EXERCISE OBJECTIVE ▸
Copy every line of the entries that has the string "JSON" in it.

WORKING DATA ▸
++++
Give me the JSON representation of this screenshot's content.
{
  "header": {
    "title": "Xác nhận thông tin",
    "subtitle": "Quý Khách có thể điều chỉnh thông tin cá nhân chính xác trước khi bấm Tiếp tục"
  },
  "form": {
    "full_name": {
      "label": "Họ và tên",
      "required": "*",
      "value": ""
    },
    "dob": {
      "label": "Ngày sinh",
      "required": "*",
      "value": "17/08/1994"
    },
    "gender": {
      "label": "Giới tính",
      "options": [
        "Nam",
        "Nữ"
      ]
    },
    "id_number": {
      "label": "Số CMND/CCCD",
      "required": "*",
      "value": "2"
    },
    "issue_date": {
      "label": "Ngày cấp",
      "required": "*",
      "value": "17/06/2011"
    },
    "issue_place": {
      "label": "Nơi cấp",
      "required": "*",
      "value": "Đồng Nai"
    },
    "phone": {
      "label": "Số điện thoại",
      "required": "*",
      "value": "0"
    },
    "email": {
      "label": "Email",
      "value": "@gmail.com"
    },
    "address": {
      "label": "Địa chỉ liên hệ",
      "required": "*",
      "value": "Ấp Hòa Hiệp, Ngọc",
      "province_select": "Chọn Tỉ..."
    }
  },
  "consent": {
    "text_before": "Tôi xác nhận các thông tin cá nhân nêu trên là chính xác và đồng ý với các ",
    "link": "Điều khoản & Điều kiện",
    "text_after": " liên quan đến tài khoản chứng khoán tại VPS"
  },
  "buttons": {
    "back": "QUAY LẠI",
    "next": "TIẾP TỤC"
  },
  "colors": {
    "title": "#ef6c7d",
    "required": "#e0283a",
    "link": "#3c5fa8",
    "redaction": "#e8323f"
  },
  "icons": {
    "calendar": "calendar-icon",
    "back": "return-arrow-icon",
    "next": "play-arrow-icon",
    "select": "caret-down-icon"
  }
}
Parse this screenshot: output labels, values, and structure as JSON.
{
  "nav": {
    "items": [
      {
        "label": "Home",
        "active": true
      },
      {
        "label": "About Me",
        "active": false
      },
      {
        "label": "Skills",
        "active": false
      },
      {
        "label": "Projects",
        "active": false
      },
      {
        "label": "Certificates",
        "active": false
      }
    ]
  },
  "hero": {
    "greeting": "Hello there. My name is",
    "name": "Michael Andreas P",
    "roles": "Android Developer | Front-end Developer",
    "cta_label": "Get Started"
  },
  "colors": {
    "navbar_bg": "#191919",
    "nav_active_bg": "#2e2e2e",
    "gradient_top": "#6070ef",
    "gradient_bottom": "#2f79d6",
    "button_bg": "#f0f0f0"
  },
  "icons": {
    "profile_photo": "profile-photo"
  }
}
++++
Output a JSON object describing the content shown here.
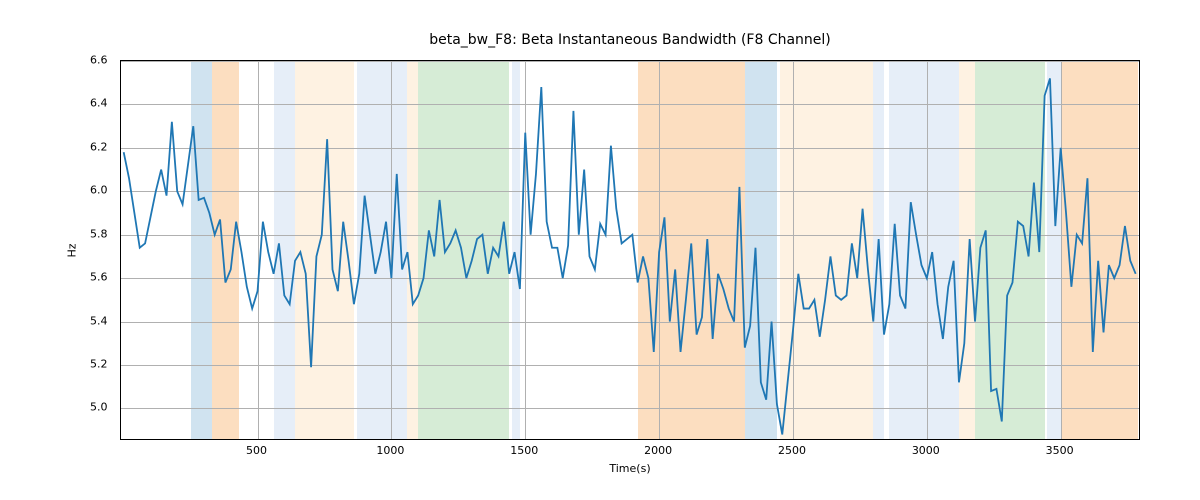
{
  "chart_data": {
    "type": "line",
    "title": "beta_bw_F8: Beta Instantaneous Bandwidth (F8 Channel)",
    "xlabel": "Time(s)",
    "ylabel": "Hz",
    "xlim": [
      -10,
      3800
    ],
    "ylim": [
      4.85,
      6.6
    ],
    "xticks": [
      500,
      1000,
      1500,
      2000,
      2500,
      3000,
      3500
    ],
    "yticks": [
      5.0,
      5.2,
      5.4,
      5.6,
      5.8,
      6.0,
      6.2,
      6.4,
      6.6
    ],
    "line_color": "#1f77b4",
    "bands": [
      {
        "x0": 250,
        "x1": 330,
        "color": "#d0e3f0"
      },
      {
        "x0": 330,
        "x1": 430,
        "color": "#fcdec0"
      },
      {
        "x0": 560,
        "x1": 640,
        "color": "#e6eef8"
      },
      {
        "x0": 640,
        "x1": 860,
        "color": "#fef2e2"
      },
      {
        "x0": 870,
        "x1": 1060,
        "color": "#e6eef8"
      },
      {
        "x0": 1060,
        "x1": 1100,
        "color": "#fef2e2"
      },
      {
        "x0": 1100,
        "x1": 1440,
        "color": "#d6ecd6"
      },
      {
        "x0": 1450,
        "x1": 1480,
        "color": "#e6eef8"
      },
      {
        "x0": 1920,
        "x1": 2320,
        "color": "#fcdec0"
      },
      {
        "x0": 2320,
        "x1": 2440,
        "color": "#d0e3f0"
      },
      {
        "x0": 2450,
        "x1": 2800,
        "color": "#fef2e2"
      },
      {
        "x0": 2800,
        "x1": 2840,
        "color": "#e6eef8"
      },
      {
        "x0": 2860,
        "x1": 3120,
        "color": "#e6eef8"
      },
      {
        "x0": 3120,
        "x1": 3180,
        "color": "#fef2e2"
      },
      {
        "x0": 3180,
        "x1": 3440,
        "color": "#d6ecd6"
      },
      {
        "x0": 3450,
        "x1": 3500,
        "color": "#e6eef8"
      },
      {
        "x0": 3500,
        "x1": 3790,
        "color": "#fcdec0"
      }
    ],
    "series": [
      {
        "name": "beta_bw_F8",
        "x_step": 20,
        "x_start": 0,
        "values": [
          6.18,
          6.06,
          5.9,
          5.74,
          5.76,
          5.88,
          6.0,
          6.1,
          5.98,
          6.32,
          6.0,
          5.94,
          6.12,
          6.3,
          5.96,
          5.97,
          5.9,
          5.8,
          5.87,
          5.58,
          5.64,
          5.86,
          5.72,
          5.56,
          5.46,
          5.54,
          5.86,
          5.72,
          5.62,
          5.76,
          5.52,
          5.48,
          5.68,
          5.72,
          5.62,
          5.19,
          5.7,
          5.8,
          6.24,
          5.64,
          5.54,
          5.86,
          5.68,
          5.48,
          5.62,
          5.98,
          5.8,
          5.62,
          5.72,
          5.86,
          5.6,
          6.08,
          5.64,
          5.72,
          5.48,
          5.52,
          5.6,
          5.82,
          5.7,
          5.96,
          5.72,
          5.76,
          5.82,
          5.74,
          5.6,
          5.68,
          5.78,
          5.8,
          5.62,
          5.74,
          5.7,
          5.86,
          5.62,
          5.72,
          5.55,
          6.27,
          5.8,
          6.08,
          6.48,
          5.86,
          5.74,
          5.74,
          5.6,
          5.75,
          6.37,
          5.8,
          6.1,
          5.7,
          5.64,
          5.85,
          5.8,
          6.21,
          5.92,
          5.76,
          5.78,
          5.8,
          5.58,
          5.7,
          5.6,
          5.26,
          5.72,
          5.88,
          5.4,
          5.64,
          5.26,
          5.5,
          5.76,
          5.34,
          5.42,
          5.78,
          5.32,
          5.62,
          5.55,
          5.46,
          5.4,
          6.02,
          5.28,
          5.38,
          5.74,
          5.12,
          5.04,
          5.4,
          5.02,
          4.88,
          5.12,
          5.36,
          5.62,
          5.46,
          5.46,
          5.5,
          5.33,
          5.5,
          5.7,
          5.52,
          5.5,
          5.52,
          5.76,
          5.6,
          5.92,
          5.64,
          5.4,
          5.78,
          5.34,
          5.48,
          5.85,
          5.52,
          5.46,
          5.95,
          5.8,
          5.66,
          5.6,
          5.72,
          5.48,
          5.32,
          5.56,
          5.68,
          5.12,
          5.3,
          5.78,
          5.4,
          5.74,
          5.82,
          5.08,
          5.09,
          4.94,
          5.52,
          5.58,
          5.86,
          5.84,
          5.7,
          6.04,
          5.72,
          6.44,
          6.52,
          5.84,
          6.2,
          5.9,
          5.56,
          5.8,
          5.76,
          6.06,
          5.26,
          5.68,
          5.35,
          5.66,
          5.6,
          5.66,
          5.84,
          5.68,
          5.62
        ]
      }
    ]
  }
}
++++
RESPONSE AREA ▸
Give me the JSON representation of this screenshot's content.
Parse this screenshot: output labels, values, and structure as JSON.
Output a JSON object describing the content shown here.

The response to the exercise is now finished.